With their project GiveTrack, the BitGive foundation tries to get rid of these restrictions. Up to now, donations can be placed in 23 traditional currencies, 12 digital assets and 4 commodities. The founder and executive director Connie Gallippi describes their product in the following:

“This technology provides the opportunity to not only fundraise globally without borders, but it also offers the ability to move funds across the world much faster and cheaper than traditional methods, all while providing a public transparent path of the funds, thereby increasing accountability.”

One of the first supported organization was Code to Inspire. It is the first coding academy for girls in Herat, Afghanistan. With the raised funds they provide updated computers, faster and more modern equipment to their students. To boost the learning process they even plan to upgrade the internet connection.

Blockchain in Tourism

Approximately 1 in every 3 hotel bookings is amended in some way after the reservation was first made. In another 10% of the bookings some kind of manual intervention is necessary. Typically mistakes occur in price, duration, booking status, currency, board basis or room type. How is this possible? In most cases, any amendments are recorded on the booking systems of all the relevant parties, be it the hotel, the travel agent, the tour operator or another online intermediary.

These discrepancies often go unnoticed until the traveler realizes the mistake. Annoying and time-consuming for travelers and embarrassing for hotels and travel agencies. The digital travel business Webjet tries to solve that problem with their new invention Rezchain.

Rezchain describes itself as the first blockchain application to verify hotel reservations. It acts like a combined virtual handshake and early warning system. It enables any two parties to verify that their hotel reservation data matches across both booking systems.

Blockchain in Government and Voting

Since the beginning of democratic elections, they get plagued with accusations of illegitimacy. In past times it was quite easy to manipulate the votes using ballot boxes by those in power without anyone noticing. Today’s election fraud is often made public by observers and therefore becomes more evident to the public.

To encounter possible threats, democratic societies try to improve the election process technically. They had to realize that certain types of technology are extremely vulnerable. Although some parts of voting were made safer, new possibilities to influence the outcome were opened up.
The crowdfunded software from Follow my Vote is dedicated to make voting finally secure. Their goal is to increase the transparency of elections, without compromising the voter’s privacy. Furthermore, they wanted to develop a way to mathematically prove that the result of an election is accurate.

Upon account creation, each voter is issued a public key that is associated with their account. Voters identify other voters in the system only as their public key. They can cast their vote without having to reveal their identity to anyone else. Thus voters can be assured that their identities will be protected and that their votes will remain anonymous.

There would even be a way to allow a voter to cast their ballot online in an election. They can then follow their vote into the ballot box to ensure that their vote was securely stored without being changed or altered in any way.
Voting online would work similarly to how one would vote by mail in an election. Once cast, voters can access their ballots and update them at any time on or before election day.
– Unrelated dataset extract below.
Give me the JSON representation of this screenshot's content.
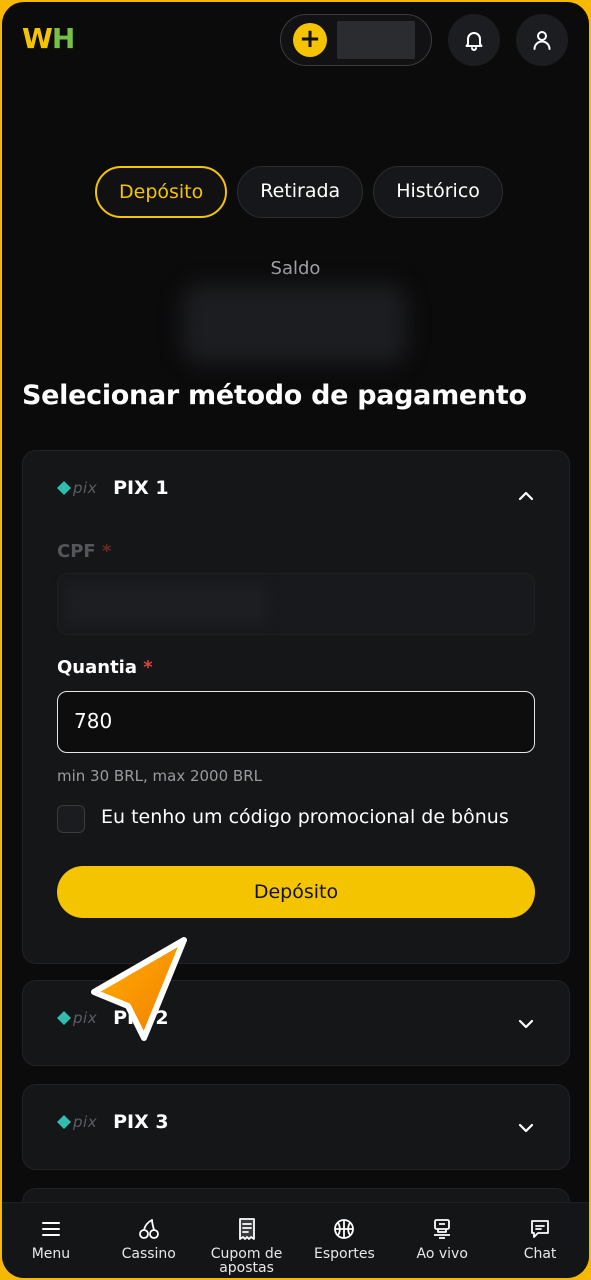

This rule will ensure that a voter can change their vote before it’s made official if they happen to change their mind about a particular candidate. Additionally, it ensures that the election results are much more likely to reflect an up to date snapshot of who the voters wanted to win in the election